● **Task requirements**:
Down to the last character, repeat the data that follows.
(Records provided)
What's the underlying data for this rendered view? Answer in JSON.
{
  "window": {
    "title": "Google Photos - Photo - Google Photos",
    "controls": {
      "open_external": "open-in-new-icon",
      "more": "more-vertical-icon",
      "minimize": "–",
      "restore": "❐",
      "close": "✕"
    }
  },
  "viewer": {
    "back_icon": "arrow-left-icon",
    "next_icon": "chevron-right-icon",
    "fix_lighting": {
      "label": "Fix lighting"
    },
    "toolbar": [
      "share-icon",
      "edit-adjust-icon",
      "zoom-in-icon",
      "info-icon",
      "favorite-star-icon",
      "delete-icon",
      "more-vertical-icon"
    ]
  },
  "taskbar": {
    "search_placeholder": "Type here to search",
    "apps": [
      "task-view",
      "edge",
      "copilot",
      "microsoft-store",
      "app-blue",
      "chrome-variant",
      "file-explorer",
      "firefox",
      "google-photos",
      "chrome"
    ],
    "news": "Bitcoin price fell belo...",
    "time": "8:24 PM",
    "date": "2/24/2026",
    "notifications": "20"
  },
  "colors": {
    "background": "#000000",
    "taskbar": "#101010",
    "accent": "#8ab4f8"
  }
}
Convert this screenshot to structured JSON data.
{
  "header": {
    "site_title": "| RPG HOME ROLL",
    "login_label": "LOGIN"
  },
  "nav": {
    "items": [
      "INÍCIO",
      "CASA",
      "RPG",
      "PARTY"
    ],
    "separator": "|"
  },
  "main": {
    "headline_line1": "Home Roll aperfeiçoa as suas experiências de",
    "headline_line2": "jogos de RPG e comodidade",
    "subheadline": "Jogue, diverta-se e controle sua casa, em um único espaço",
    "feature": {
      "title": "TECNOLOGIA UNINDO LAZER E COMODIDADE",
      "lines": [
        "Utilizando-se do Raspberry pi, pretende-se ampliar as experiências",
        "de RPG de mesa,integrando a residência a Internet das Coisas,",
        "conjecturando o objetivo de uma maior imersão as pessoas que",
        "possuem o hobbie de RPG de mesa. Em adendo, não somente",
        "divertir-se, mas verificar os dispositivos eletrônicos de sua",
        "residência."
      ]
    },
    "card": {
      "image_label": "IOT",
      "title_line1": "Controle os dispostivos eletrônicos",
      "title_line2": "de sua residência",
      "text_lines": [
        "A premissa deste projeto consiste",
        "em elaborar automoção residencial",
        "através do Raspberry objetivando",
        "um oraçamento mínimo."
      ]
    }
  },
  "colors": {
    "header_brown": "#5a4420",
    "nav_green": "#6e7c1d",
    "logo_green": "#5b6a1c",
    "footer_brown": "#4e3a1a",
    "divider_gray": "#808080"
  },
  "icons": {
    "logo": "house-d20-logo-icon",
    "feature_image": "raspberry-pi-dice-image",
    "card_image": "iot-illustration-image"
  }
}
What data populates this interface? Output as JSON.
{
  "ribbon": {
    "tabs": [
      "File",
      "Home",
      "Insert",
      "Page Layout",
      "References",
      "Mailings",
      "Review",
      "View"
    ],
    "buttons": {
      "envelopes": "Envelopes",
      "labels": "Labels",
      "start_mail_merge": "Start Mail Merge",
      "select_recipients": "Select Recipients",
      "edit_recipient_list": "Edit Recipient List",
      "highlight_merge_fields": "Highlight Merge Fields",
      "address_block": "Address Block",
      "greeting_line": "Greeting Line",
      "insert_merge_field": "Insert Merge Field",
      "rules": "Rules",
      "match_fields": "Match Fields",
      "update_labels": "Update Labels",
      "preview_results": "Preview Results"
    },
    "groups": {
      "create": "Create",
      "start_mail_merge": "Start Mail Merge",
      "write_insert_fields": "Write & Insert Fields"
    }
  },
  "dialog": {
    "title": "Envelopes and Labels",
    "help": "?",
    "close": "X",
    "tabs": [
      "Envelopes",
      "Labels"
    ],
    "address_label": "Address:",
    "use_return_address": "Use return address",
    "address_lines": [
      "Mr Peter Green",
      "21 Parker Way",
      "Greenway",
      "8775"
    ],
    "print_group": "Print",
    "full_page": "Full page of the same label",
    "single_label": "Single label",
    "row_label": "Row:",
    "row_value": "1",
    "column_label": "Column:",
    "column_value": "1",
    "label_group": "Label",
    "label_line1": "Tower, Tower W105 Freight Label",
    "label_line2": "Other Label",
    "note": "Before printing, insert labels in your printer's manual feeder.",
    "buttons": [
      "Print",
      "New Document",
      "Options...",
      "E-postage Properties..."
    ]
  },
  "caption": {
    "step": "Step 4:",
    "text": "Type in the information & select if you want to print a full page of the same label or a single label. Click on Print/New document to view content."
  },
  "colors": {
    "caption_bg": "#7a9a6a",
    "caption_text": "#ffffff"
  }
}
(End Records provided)
● **Exercise solution**:
What's the underlying data for this rendered view? Answer in JSON.
{
  "window": {
    "title": "Google Photos - Photo - Google Photos",
    "controls": {
      "open_external": "open-in-new-icon",
      "more": "more-vertical-icon",
      "minimize": "–",
      "restore": "❐",
      "close": "✕"
    }
  },
  "viewer": {
    "back_icon": "arrow-left-icon",
    "next_icon": "chevron-right-icon",
    "fix_lighting": {
      "label": "Fix lighting"
    },
    "toolbar": [
      "share-icon",
      "edit-adjust-icon",
      "zoom-in-icon",
      "info-icon",
      "favorite-star-icon",
      "delete-icon",
      "more-vertical-icon"
    ]
  },
  "taskbar": {
    "search_placeholder": "Type here to search",
    "apps": [
      "task-view",
      "edge",
      "copilot",
      "microsoft-store",
      "app-blue",
      "chrome-variant",
      "file-explorer",
      "firefox",
      "google-photos",
      "chrome"
    ],
    "news": "Bitcoin price fell belo...",
    "time": "8:24 PM",
    "date": "2/24/2026",
    "notifications": "20"
  },
  "colors": {
    "background": "#000000",
    "taskbar": "#101010",
    "accent": "#8ab4f8"
  }
}
Convert this screenshot to structured JSON data.
{
  "header": {
    "site_title": "| RPG HOME ROLL",
    "login_label": "LOGIN"
  },
  "nav": {
    "items": [
      "INÍCIO",
      "CASA",
      "RPG",
      "PARTY"
    ],
    "separator": "|"
  },
  "main": {
    "headline_line1": "Home Roll aperfeiçoa as suas experiências de",
    "headline_line2": "jogos de RPG e comodidade",
    "subheadline": "Jogue, diverta-se e controle sua casa, em um único espaço",
    "feature": {
      "title": "TECNOLOGIA UNINDO LAZER E COMODIDADE",
      "lines": [
        "Utilizando-se do Raspberry pi, pretende-se ampliar as experiências",
        "de RPG de mesa,integrando a residência a Internet das Coisas,",
        "conjecturando o objetivo de uma maior imersão as pessoas que",
        "possuem o hobbie de RPG de mesa. Em adendo, não somente",
        "divertir-se, mas verificar os dispositivos eletrônicos de sua",
        "residência."
      ]
    },
    "card": {
      "image_label": "IOT",
      "title_line1": "Controle os dispostivos eletrônicos",
      "title_line2": "de sua residência",
      "text_lines": [
        "A premissa deste projeto consiste",
        "em elaborar automoção residencial",
        "através do Raspberry objetivando",
        "um oraçamento mínimo."
      ]
    }
  },
  "colors": {
    "header_brown": "#5a4420",
    "nav_green": "#6e7c1d",
    "logo_green": "#5b6a1c",
    "footer_brown": "#4e3a1a",
    "divider_gray": "#808080"
  },
  "icons": {
    "logo": "house-d20-logo-icon",
    "feature_image": "raspberry-pi-dice-image",
    "card_image": "iot-illustration-image"
  }
}
What data populates this interface? Output as JSON.
{
  "ribbon": {
    "tabs": [
      "File",
      "Home",
      "Insert",
      "Page Layout",
      "References",
      "Mailings",
      "Review",
      "View"
    ],
    "buttons": {
      "envelopes": "Envelopes",
      "labels": "Labels",
      "start_mail_merge": "Start Mail Merge",
      "select_recipients": "Select Recipients",
      "edit_recipient_list": "Edit Recipient List",
      "highlight_merge_fields": "Highlight Merge Fields",
      "address_block": "Address Block",
      "greeting_line": "Greeting Line",
      "insert_merge_field": "Insert Merge Field",
      "rules": "Rules",
      "match_fields": "Match Fields",
      "update_labels": "Update Labels",
      "preview_results": "Preview Results"
    },
    "groups": {
      "create": "Create",
      "start_mail_merge": "Start Mail Merge",
      "write_insert_fields": "Write & Insert Fields"
    }
  },
  "dialog": {
    "title": "Envelopes and Labels",
    "help": "?",
    "close": "X",
    "tabs": [
      "Envelopes",
      "Labels"
    ],
    "address_label": "Address:",
    "use_return_address": "Use return address",
    "address_lines": [
      "Mr Peter Green",
      "21 Parker Way",
      "Greenway",
      "8775"
    ],
    "print_group": "Print",
    "full_page": "Full page of the same label",
    "single_label": "Single label",
    "row_label": "Row:",
    "row_value": "1",
    "column_label": "Column:",
    "column_value": "1",
    "label_group": "Label",
    "label_line1": "Tower, Tower W105 Freight Label",
    "label_line2": "Other Label",
    "note": "Before printing, insert labels in your printer's manual feeder.",
    "buttons": [
      "Print",
      "New Document",
      "Options...",
      "E-postage Properties..."
    ]
  },
  "caption": {
    "step": "Step 4:",
    "text": "Type in the information & select if you want to print a full page of the same label or a single label. Click on Print/New document to view content."
  },
  "colors": {
    "caption_bg": "#7a9a6a",
    "caption_text": "#ffffff"
  }
}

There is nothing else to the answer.